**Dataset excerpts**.
Segment Open

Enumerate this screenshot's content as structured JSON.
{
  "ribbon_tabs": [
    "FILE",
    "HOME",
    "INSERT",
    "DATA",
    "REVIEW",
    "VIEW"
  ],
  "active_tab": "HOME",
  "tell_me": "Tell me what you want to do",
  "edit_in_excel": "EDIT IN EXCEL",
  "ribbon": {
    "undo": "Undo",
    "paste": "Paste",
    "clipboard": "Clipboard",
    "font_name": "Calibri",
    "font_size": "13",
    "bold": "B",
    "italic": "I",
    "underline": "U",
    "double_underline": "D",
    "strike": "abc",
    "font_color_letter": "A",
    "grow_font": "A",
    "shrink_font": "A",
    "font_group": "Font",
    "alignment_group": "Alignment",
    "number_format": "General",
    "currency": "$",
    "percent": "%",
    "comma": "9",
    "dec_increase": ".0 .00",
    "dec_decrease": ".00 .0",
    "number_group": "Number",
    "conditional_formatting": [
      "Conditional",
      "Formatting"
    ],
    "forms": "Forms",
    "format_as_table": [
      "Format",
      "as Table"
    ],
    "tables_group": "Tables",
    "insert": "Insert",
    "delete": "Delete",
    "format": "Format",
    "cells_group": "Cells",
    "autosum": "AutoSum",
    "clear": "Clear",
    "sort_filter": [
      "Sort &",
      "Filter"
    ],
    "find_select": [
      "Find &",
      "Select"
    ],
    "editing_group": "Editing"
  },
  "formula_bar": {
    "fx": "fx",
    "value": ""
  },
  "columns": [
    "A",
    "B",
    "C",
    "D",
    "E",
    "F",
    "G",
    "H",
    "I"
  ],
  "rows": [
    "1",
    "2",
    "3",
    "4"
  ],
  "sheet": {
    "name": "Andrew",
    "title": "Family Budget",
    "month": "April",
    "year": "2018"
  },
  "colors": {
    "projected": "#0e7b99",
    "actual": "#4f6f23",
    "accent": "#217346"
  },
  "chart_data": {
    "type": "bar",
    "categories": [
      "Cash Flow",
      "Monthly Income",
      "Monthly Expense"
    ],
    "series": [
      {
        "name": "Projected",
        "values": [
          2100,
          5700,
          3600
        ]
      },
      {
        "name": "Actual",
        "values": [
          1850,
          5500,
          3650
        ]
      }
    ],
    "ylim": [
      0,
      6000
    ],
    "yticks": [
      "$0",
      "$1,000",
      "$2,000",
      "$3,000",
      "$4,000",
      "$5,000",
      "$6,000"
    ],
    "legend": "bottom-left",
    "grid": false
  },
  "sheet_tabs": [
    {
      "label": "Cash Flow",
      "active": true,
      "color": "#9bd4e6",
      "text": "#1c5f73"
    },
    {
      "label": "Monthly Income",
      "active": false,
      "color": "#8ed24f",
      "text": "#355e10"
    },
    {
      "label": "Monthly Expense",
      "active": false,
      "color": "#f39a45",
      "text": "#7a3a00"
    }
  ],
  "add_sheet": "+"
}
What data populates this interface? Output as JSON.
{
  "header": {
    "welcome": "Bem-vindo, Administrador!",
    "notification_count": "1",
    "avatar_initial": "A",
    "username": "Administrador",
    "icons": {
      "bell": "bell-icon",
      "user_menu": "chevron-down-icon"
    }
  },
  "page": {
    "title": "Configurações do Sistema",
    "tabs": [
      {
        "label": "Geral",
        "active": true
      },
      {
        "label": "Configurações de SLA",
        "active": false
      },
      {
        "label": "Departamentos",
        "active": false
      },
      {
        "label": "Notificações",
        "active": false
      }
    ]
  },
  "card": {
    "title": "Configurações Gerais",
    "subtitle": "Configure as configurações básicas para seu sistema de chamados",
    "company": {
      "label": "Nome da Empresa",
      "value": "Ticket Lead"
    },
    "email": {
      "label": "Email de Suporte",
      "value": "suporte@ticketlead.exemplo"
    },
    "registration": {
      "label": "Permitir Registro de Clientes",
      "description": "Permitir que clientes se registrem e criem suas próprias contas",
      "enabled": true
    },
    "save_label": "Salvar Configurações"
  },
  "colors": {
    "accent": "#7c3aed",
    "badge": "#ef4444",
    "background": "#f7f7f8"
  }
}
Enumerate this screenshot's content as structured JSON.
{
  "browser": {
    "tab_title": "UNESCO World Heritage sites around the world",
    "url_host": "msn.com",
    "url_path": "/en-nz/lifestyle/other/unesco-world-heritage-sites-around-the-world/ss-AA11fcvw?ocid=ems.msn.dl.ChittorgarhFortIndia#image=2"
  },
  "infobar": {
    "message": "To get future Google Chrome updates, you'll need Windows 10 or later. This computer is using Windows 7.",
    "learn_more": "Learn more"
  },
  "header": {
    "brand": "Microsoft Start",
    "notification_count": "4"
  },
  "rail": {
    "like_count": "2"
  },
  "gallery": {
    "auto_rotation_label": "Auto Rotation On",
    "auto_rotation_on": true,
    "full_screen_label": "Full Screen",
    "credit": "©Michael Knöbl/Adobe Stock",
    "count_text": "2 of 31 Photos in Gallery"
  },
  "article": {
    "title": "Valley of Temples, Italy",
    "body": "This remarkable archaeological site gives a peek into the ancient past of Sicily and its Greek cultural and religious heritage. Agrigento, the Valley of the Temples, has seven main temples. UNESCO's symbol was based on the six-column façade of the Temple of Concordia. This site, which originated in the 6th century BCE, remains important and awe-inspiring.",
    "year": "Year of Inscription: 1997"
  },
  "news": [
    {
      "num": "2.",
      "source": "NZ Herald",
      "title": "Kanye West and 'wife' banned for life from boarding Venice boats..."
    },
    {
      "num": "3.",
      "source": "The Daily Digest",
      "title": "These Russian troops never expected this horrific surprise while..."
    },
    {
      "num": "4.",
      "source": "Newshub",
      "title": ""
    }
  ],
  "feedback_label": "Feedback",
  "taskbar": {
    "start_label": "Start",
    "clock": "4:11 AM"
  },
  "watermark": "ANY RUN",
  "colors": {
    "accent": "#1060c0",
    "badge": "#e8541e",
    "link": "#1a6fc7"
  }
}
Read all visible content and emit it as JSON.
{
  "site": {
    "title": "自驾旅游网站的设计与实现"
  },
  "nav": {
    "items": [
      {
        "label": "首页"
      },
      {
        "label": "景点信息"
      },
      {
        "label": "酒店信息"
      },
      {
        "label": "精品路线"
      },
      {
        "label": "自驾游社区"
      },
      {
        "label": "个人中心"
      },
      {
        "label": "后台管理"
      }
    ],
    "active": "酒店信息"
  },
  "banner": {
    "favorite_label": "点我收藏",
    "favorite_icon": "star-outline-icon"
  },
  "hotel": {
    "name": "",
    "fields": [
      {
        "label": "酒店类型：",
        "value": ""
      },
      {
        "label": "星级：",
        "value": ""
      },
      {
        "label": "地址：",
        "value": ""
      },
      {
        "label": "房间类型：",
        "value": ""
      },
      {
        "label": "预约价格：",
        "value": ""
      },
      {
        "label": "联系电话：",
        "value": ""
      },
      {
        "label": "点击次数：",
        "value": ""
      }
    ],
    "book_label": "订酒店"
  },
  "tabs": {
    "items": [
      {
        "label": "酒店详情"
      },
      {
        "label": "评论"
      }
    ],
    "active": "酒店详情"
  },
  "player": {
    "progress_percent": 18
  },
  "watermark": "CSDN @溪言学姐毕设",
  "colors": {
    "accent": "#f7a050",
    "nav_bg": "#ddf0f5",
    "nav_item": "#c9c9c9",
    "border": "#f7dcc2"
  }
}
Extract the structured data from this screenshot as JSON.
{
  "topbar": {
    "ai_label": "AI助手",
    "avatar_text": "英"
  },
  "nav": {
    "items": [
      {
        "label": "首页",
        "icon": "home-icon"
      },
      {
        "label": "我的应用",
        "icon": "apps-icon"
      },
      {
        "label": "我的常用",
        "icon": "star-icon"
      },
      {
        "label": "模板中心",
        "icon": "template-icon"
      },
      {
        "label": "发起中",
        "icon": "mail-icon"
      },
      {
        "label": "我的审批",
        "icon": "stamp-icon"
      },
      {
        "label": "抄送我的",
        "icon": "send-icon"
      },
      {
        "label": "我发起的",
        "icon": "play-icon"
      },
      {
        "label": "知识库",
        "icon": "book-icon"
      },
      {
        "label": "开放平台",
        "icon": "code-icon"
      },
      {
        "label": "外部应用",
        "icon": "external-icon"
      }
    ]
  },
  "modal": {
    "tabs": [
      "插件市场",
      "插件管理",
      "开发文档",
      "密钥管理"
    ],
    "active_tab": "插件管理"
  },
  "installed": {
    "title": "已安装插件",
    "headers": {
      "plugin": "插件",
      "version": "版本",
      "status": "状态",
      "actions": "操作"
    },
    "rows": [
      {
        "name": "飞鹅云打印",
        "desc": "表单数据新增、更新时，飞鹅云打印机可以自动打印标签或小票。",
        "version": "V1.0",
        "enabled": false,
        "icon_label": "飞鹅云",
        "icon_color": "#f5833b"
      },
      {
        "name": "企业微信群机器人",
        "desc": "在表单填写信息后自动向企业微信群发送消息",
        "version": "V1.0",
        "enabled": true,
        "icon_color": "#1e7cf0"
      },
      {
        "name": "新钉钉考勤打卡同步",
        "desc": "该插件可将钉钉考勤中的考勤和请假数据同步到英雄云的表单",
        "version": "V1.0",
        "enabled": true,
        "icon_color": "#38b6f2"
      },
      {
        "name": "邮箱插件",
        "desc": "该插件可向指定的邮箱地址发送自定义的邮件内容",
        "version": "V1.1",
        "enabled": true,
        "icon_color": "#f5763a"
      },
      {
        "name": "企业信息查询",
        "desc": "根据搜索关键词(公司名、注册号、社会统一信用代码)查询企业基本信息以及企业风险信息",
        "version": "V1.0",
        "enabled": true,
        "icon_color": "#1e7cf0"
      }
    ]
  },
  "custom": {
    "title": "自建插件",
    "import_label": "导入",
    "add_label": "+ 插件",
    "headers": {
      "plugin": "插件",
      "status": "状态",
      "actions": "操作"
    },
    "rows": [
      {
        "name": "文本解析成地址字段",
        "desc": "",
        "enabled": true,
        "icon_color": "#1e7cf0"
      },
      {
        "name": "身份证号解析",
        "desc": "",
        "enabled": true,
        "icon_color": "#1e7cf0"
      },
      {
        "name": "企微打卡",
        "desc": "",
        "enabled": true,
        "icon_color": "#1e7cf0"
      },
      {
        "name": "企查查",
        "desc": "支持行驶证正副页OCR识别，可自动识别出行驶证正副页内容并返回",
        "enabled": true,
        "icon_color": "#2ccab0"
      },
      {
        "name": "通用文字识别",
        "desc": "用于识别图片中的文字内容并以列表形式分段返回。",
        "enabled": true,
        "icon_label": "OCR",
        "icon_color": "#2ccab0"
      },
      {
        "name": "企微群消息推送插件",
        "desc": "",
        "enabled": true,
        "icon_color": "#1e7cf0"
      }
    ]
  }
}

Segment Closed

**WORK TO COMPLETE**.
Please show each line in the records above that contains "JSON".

**RESPONSE**.
Enumerate this screenshot's content as structured JSON.
What data populates this interface? Output as JSON.
Enumerate this screenshot's content as structured JSON.
Read all visible content and emit it as JSON.
Extract the structured data from this screenshot as JSON.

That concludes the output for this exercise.